Dataset rows describing interfaces
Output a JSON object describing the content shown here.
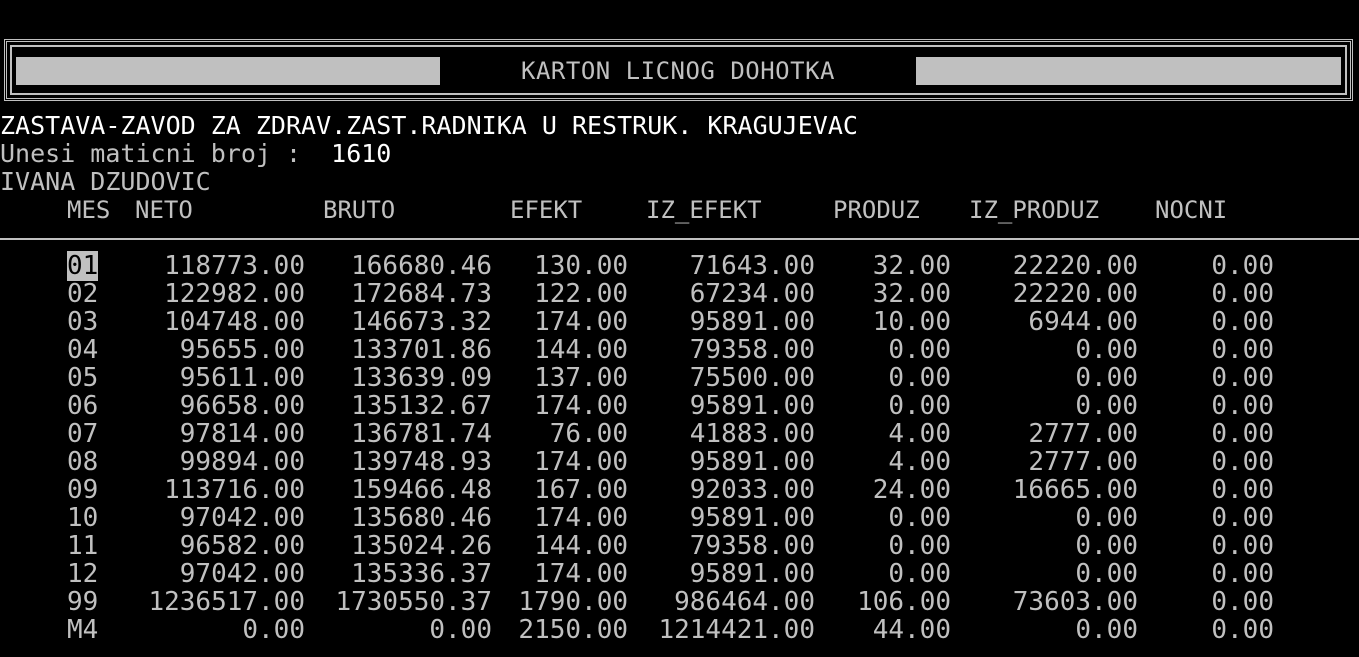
{
  "screen": {
    "title": "KARTON LICNOG DOHOTKA",
    "company": "ZASTAVA-ZAVOD ZA ZDRAV.ZAST.RADNIKA U RESTRUK. KRAGUJEVAC",
    "prompt_label": "Unesi maticni broj :",
    "prompt_value": "1610",
    "person_name": "IVANA DZUDOVIC"
  },
  "colors": {
    "background": "#000000",
    "text": "#c0c0c0",
    "highlight": "#ffffff"
  },
  "table": {
    "columns": [
      "MES",
      "NETO",
      "BRUTO",
      "EFEKT",
      "IZ_EFEKT",
      "PRODUZ",
      "IZ_PRODUZ",
      "NOCNI"
    ],
    "rows": [
      [
        "01",
        "118773.00",
        "166680.46",
        "130.00",
        "71643.00",
        "32.00",
        "22220.00",
        "0.00"
      ],
      [
        "02",
        "122982.00",
        "172684.73",
        "122.00",
        "67234.00",
        "32.00",
        "22220.00",
        "0.00"
      ],
      [
        "03",
        "104748.00",
        "146673.32",
        "174.00",
        "95891.00",
        "10.00",
        "6944.00",
        "0.00"
      ],
      [
        "04",
        "95655.00",
        "133701.86",
        "144.00",
        "79358.00",
        "0.00",
        "0.00",
        "0.00"
      ],
      [
        "05",
        "95611.00",
        "133639.09",
        "137.00",
        "75500.00",
        "0.00",
        "0.00",
        "0.00"
      ],
      [
        "06",
        "96658.00",
        "135132.67",
        "174.00",
        "95891.00",
        "0.00",
        "0.00",
        "0.00"
      ],
      [
        "07",
        "97814.00",
        "136781.74",
        "76.00",
        "41883.00",
        "4.00",
        "2777.00",
        "0.00"
      ],
      [
        "08",
        "99894.00",
        "139748.93",
        "174.00",
        "95891.00",
        "4.00",
        "2777.00",
        "0.00"
      ],
      [
        "09",
        "113716.00",
        "159466.48",
        "167.00",
        "92033.00",
        "24.00",
        "16665.00",
        "0.00"
      ],
      [
        "10",
        "97042.00",
        "135680.46",
        "174.00",
        "95891.00",
        "0.00",
        "0.00",
        "0.00"
      ],
      [
        "11",
        "96582.00",
        "135024.26",
        "144.00",
        "79358.00",
        "0.00",
        "0.00",
        "0.00"
      ],
      [
        "12",
        "97042.00",
        "135336.37",
        "174.00",
        "95891.00",
        "0.00",
        "0.00",
        "0.00"
      ],
      [
        "99",
        "1236517.00",
        "1730550.37",
        "1790.00",
        "986464.00",
        "106.00",
        "73603.00",
        "0.00"
      ],
      [
        "M4",
        "0.00",
        "0.00",
        "2150.00",
        "1214421.00",
        "44.00",
        "0.00",
        "0.00"
      ]
    ]
  }
}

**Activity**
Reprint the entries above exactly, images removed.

**Output for this task**
Output a JSON object describing the content shown here.
{
  "screen": {
    "title": "KARTON LICNOG DOHOTKA",
    "company": "ZASTAVA-ZAVOD ZA ZDRAV.ZAST.RADNIKA U RESTRUK. KRAGUJEVAC",
    "prompt_label": "Unesi maticni broj :",
    "prompt_value": "1610",
    "person_name": "IVANA DZUDOVIC"
  },
  "colors": {
    "background": "#000000",
    "text": "#c0c0c0",
    "highlight": "#ffffff"
  },
  "table": {
    "columns": [
      "MES",
      "NETO",
      "BRUTO",
      "EFEKT",
      "IZ_EFEKT",
      "PRODUZ",
      "IZ_PRODUZ",
      "NOCNI"
    ],
    "rows": [
      [
        "01",
        "118773.00",
        "166680.46",
        "130.00",
        "71643.00",
        "32.00",
        "22220.00",
        "0.00"
      ],
      [
        "02",
        "122982.00",
        "172684.73",
        "122.00",
        "67234.00",
        "32.00",
        "22220.00",
        "0.00"
      ],
      [
        "03",
        "104748.00",
        "146673.32",
        "174.00",
        "95891.00",
        "10.00",
        "6944.00",
        "0.00"
      ],
      [
        "04",
        "95655.00",
        "133701.86",
        "144.00",
        "79358.00",
        "0.00",
        "0.00",
        "0.00"
      ],
      [
        "05",
        "95611.00",
        "133639.09",
        "137.00",
        "75500.00",
        "0.00",
        "0.00",
        "0.00"
      ],
      [
        "06",
        "96658.00",
        "135132.67",
        "174.00",
        "95891.00",
        "0.00",
        "0.00",
        "0.00"
      ],
      [
        "07",
        "97814.00",
        "136781.74",
        "76.00",
        "41883.00",
        "4.00",
        "2777.00",
        "0.00"
      ],
      [
        "08",
        "99894.00",
        "139748.93",
        "174.00",
        "95891.00",
        "4.00",
        "2777.00",
        "0.00"
      ],
      [
        "09",
        "113716.00",
        "159466.48",
        "167.00",
        "92033.00",
        "24.00",
        "16665.00",
        "0.00"
      ],
      [
        "10",
        "97042.00",
        "135680.46",
        "174.00",
        "95891.00",
        "0.00",
        "0.00",
        "0.00"
      ],
      [
        "11",
        "96582.00",
        "135024.26",
        "144.00",
        "79358.00",
        "0.00",
        "0.00",
        "0.00"
      ],
      [
        "12",
        "97042.00",
        "135336.37",
        "174.00",
        "95891.00",
        "0.00",
        "0.00",
        "0.00"
      ],
      [
        "99",
        "1236517.00",
        "1730550.37",
        "1790.00",
        "986464.00",
        "106.00",
        "73603.00",
        "0.00"
      ],
      [
        "M4",
        "0.00",
        "0.00",
        "2150.00",
        "1214421.00",
        "44.00",
        "0.00",
        "0.00"
      ]
    ]
  }
}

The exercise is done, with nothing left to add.